As with any stage of reporting, a fact-checker should use primary sources when possible, which provide firsthand evidence about a topic or event. Primary sources may include:
- Interview recordings or transcripts
- Video footage
- Peer-reviewed research
- Autobiographies or diaries
- Official transcripts of speeches, meetings, or court proceedings
- Corporate or government documents
- Newspaper articles
Of course, just because a source is primary doesn’t mean it’s trustworthy. Autobiographies and diaries, for example, are primary sources—they are direct reflections from a person about their own life. But these authors aren’t necessarily telling the truth, or presenting facts in full context. Be sure to vet every source carefully, following this excellent advice from journalist Michelle Nijhuis at The Last Word On Nothing:

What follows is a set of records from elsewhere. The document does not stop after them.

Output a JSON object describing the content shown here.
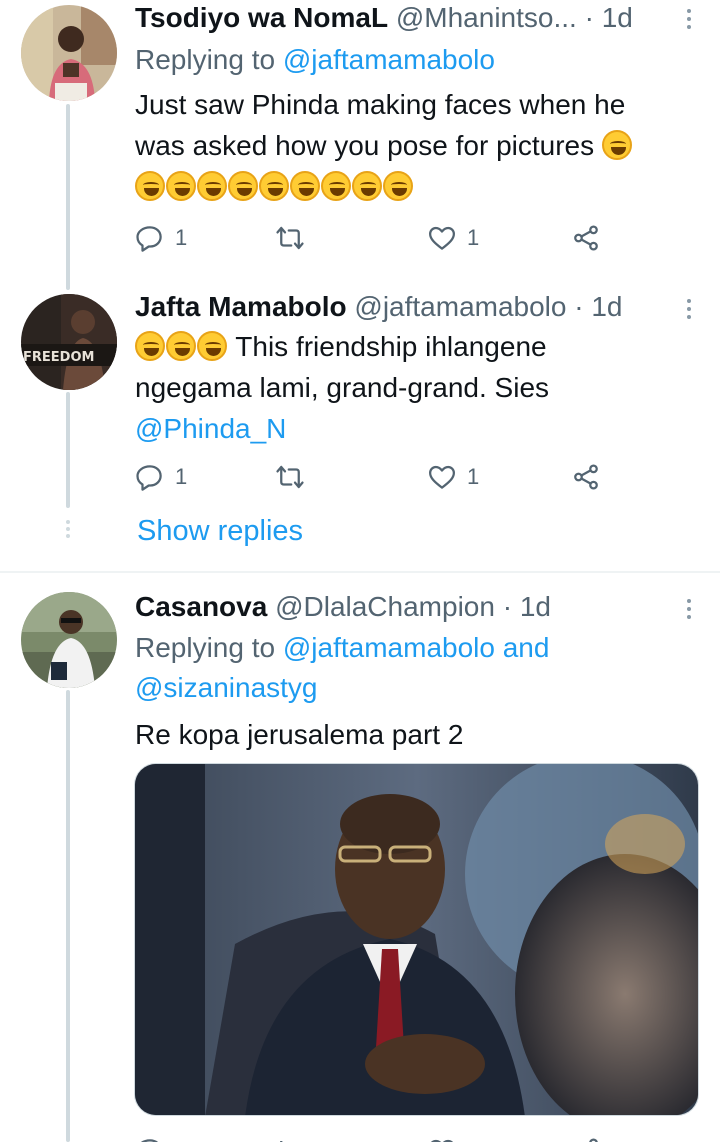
{
  "tweets": [
    {
      "name": "Tsodiyo wa NomaL",
      "handle": "@Mhanintso...",
      "time": "· 1d",
      "replying_prefix": "Replying to",
      "replying_mentions": "@jaftamamabolo",
      "text_line1": "Just saw Phinda making faces when he",
      "text_line2": "was asked how you pose for pictures",
      "emoji_row_count": 9,
      "reply_count": "1",
      "like_count": "1"
    },
    {
      "name": "Jafta Mamabolo",
      "handle": "@jaftamamabolo",
      "time": "· 1d",
      "avatar_text": "FREEDOM",
      "text_line1": "This friendship ihlangene",
      "text_line2": "ngegama lami, grand-grand. Sies",
      "mention": "@Phinda_N",
      "reply_count": "1",
      "like_count": "1",
      "show_replies": "Show replies"
    },
    {
      "name": "Casanova",
      "handle": "@DlalaChampion",
      "time": "· 1d",
      "replying_prefix": "Replying to",
      "replying_mentions_line1": "@jaftamamabolo and",
      "replying_mentions_line2": "@sizaninastyg",
      "text": "Re kopa jerusalema part 2",
      "media": "photo"
    }
  ],
  "icons": [
    "reply-icon",
    "retweet-icon",
    "like-icon",
    "share-icon",
    "more-icon"
  ],
  "colors": {
    "accent": "#1d9bf0",
    "secondary_text": "#536471",
    "thread_line": "#cfd9de"
  }
}
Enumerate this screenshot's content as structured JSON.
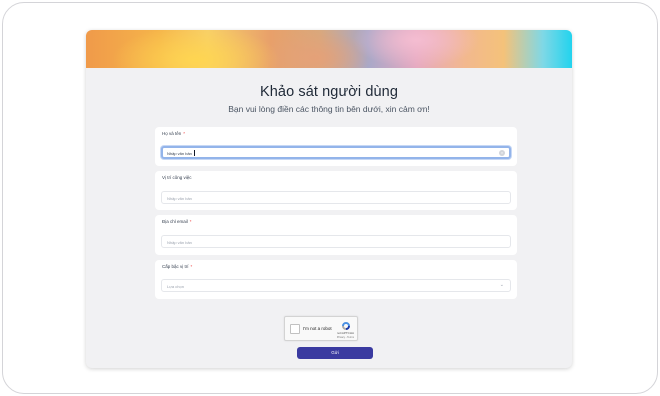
{
  "form": {
    "title": "Khảo sát người dùng",
    "subtitle": "Bạn vui lòng điền các thông tin bên dưới, xin cảm ơn!"
  },
  "fields": [
    {
      "label": "Họ và tên",
      "required_mark": "*",
      "placeholder": "Nhập văn bản",
      "focused": true
    },
    {
      "label": "Vị trí công việc",
      "required_mark": "",
      "placeholder": "Nhập văn bản"
    },
    {
      "label": "Địa chỉ email",
      "required_mark": "*",
      "placeholder": "Nhập văn bản"
    },
    {
      "label": "Cấp bậc vị trí",
      "required_mark": "*",
      "placeholder": "Lựa chọn"
    }
  ],
  "captcha": {
    "label": "I'm not a robot",
    "brand": "reCAPTCHA",
    "links": "Privacy - Terms"
  },
  "submit_label": "Gửi",
  "colors": {
    "accent": "#3a3aa0",
    "focus_ring": "#93b4ea",
    "required": "#ef4444",
    "card_bg": "#f1f1f3"
  },
  "icons": {
    "clear": "clear-icon",
    "dropdown": "chevron-down-icon",
    "captcha_logo": "recaptcha-logo-icon"
  }
}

These are not primary sources; they are secondary sources:
- Wikipedia (can lead to primary sources)
- Google searches (can lead to primary sources)
- Newspaper articles
- That thing you heard on NPR this morning
- Political satire
Secondary sources describe, analyze, or build upon primary sources. Fact-checkers shouldn’t rely on secondary sources very often, but in some cases you won’t have a choice. It isn’t always possible to find primary sources for every single fact. If you must use secondary sources, find at least three to confirm each fact. Assess the quality of these sources like you would any other.
For example, if those secondary sources are newspaper articles, be sure that they are unique pieces from different journalists, who appear to have conducted original research using primary sources, and not a newswire story or aggregation that appeared multiple times across the web.
To make matters more confusing, a single source may be either primary or secondary depending on how it’s used. For example, you may have noticed “newspaper articles” on both of the above lists. If you’re using the newspaper article to understand an event, it’s a secondary source; but if you’re referencing the existence of that newspaper article, or the fact that it covered the event, it’s primary.
Once you have all your sources and you’re finished with your fact-checking duties, it’s time to file those materials in case you need them again.
The specific system doesn’t matter, so long as you’re consistent. If a source or reader contests the story later on, the fact-checker or another staff member should be able to easily locate the source material to determine whether the story needs a correction.
How long the outlet stores these files is a matter of preference, but at the very least you should save the documents for as long as the statutes of limitation for libel, defamation, and any other legal issues (the timing varies from state to state).
Things you should save:
- The marked-up fact-checking document (whether this is a hard copy or digital file)
- All of the back-up material, for example:
- As hard copies in a file cabinet, clearly labeled
- As electronic copies in an electronic file on your computer (with a back-up hard drive)